Here in Canada, Montreal was the first major city to ban the plastic bag outright, and did so Jan. 1, 2018. Victoria followed suit (and went to the B.C. Supreme Court to do it), officially banning the bag as of July 1, 2018 — Canada Day. Last month, Tofino’s town council voted unanimously to ban plastic bags and straws. They’re working it out.
Further south, plastic bags were banned in Mexico City more than 10 years ago. Entire countries that have made plastic bags illegal include China, France, Bangladesh, Kenya, South Africa, Italy and Colombia, among many others.
But not Canada, and not Vancouver, the city that was once arguably responsible for the birth of the global environmental movement. This is the place that was the original home to Green Peace, the Green Party of Canada, the Sea Shepherd Society and David Suzuki. Given our history and our politics, shouldn’t we have been the first city on the planet to ban the bag and all single use plastics?
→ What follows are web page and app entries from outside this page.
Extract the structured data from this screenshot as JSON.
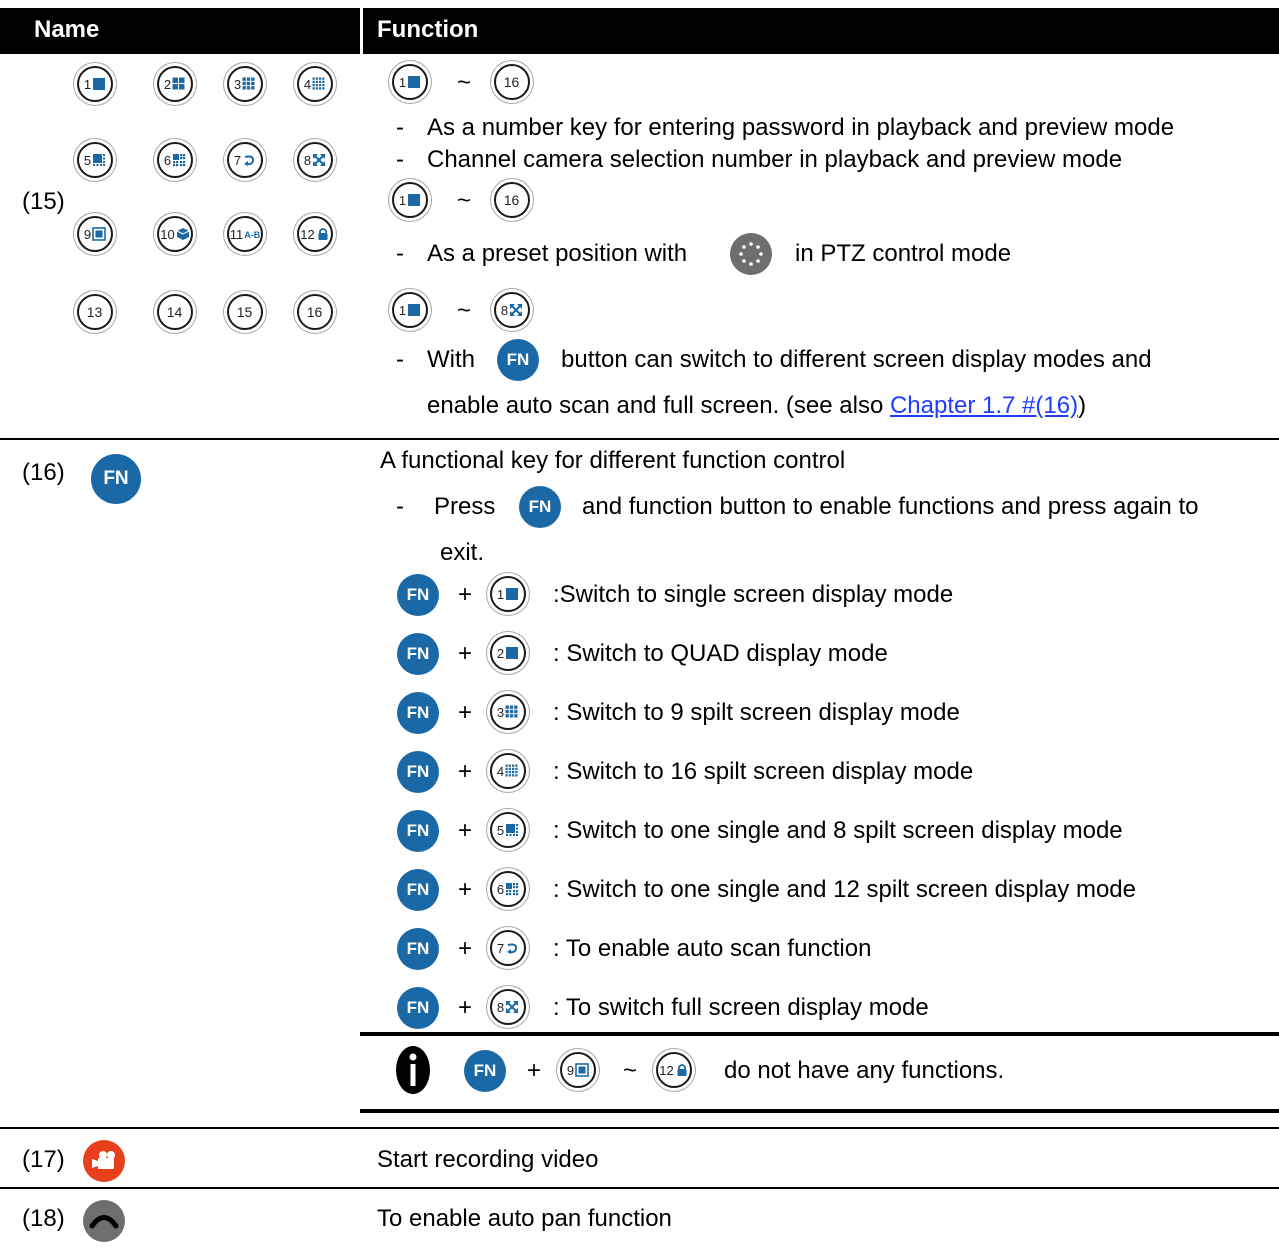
{
  "header": {
    "name": "Name",
    "function": "Function"
  },
  "rows": {
    "r15": {
      "label": "(15)",
      "keys": [
        {
          "num": "1",
          "glyph": "single"
        },
        {
          "num": "2",
          "glyph": "quad"
        },
        {
          "num": "3",
          "glyph": "nine"
        },
        {
          "num": "4",
          "glyph": "sixteen"
        },
        {
          "num": "5",
          "glyph": "onesplit8"
        },
        {
          "num": "6",
          "glyph": "onesplit12"
        },
        {
          "num": "7",
          "glyph": "autoscan"
        },
        {
          "num": "8",
          "glyph": "fullscreen"
        },
        {
          "num": "9",
          "glyph": "pip"
        },
        {
          "num": "10",
          "glyph": "cube"
        },
        {
          "num": "11",
          "glyph": "ab"
        },
        {
          "num": "12",
          "glyph": "lock"
        },
        {
          "num": "13",
          "glyph": ""
        },
        {
          "num": "14",
          "glyph": ""
        },
        {
          "num": "15",
          "glyph": ""
        },
        {
          "num": "16",
          "glyph": ""
        }
      ],
      "tilde": "~",
      "dash": "-",
      "line1": "As a number key for entering password in playback and preview mode",
      "line2": "Channel camera selection number in playback and preview mode",
      "line3a": "As a preset position with",
      "line3b": "in PTZ control mode",
      "line4a": "With",
      "line4b": "button can switch to different screen display modes and",
      "line5a": "enable auto scan and full screen. (see also ",
      "line5link": "Chapter 1.7 #(16)",
      "line5b": ")"
    },
    "r16": {
      "label": "(16)",
      "fn": "FN",
      "intro": "A functional key for different function control",
      "press_a": "Press",
      "press_b": "and function button to enable functions and press again to",
      "press_c": "exit.",
      "plus": "+",
      "combos": [
        {
          "num": "1",
          "glyph": "single",
          "text": ":Switch to single screen display mode"
        },
        {
          "num": "2",
          "glyph": "single",
          "text": ": Switch to QUAD display mode"
        },
        {
          "num": "3",
          "glyph": "nine",
          "text": ": Switch to 9 spilt screen display mode"
        },
        {
          "num": "4",
          "glyph": "sixteen",
          "text": ": Switch to 16 spilt screen display mode"
        },
        {
          "num": "5",
          "glyph": "onesplit8",
          "text": ": Switch to one single and 8 spilt screen display mode"
        },
        {
          "num": "6",
          "glyph": "onesplit12",
          "text": ": Switch to one single and 12 spilt screen display mode"
        },
        {
          "num": "7",
          "glyph": "autoscan",
          "text": ": To enable auto scan function"
        },
        {
          "num": "8",
          "glyph": "fullscreen",
          "text": ": To switch full screen display mode"
        }
      ],
      "note": "do not have any functions."
    },
    "r17": {
      "label": "(17)",
      "text": "Start recording video"
    },
    "r18": {
      "label": "(18)",
      "text": "To enable auto pan function"
    }
  },
  "colors": {
    "fn_blue": "#1a69a6",
    "key_blue": "#1a69a6",
    "record_red": "#e8401c",
    "pan_grey": "#6e6e6e",
    "link": "#1f3cff"
  }
}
According to a 2018 statement from city hall, two million plastic bags are thrown into the garbage in Vancouver every week. Every week! That means Vancouverites are responsible for throwing out 100 million plastic bags a year. Bob Hunter is rolling over is his grave.
Last year, our city voted to ban plastic straws (something BC Ferries and the village of Deep Cove has already done) along with foam cups and foam to-go containers. That ban takes effect June 1, 2019. But not plastic bags; those are still allowed over the counter in Vancouver by the millions.
On average, a Vancouverite will use a plastic bag for roughly 15 minutes. Then it goes into the garbage or, worse, the environment, or we attempt to recycle it. And we can’t even put them in our curbside recycling bins.
The easiest way for plastic-conscious Lower Mainlanders to recycle plastic bags — including grocery bags, bread bags, produce bags, “compostable” bags and outer plastic covering — is London Drugs. Stores throughout Vancouver, Burnaby, Coquitlam, Maple Ridge, New Westminster and the North Shore all recycle them.
Although, when I brought a bundle of what must have been 100 bags into the downtown London Drugs in the old Woodward’s Building, the clerk looked perplexed and couldn’t find the recycling receptacle. He reluctantly took them. I pleaded with him to please make sure they were recycled. I left unconvinced.
According to city councillor Lisa Dominato, who I reached by email, Vancouver is considering a plastic bag ban by 2021. She then referred me to Albert Shamess, the city’s director of waste management and resource recovery. Shamess told me a recommendation for a bag ban may come sooner than 2021.
“We’re in consultation with various stakeholders in Vancouver’s business community, large and small, about this issue,” Shamess said over the phone. “But we’re talking about wide-spread waste reduction, not just plastic bags. We plan to deliver the results of that consultation by summertime.”
Enough talk! I can think of 100 million reasons to implement the ban now, not the least of which is this: the environment agency of the United Nations reports the world still uses five trillion single use bags a year.
When one of our bazillion plastic bags winds up in the ocean, it becomes a kind of zombie serial killer. When a marine animal eats the bag mistaking it for food, it will die. The animal decomposes much faster than the bag. That same bag is then released back into the ocean basically intact, and the cycle repeats itself. Do the apocalyptic math on that, if you dare. Shudder.
There may be good news coming from the federal government in the fight against plastics. According to Environment Minister Katherine McKenna, a plastic packaging “strategy” will be announced this June for the provinces and territories.
In the meantime, what can you do?
- If you’re still a smoker, properly dispose of your butts. Don’t throw them into the gutter or onto the street. Where do you think they end up?
- Refuse plastic bags when offered to you at the counter.
- Properly recycle the ones you do have.
- Shop with reusable bags.
- Bring a bag to the beach to pick up plastic garbage.
Let’s hope that Vancouver joins the hundreds of cities around the world already years ahead of us. Otherwise, the very city that once led environmental change for the planet may soon be the only one left holding the bag.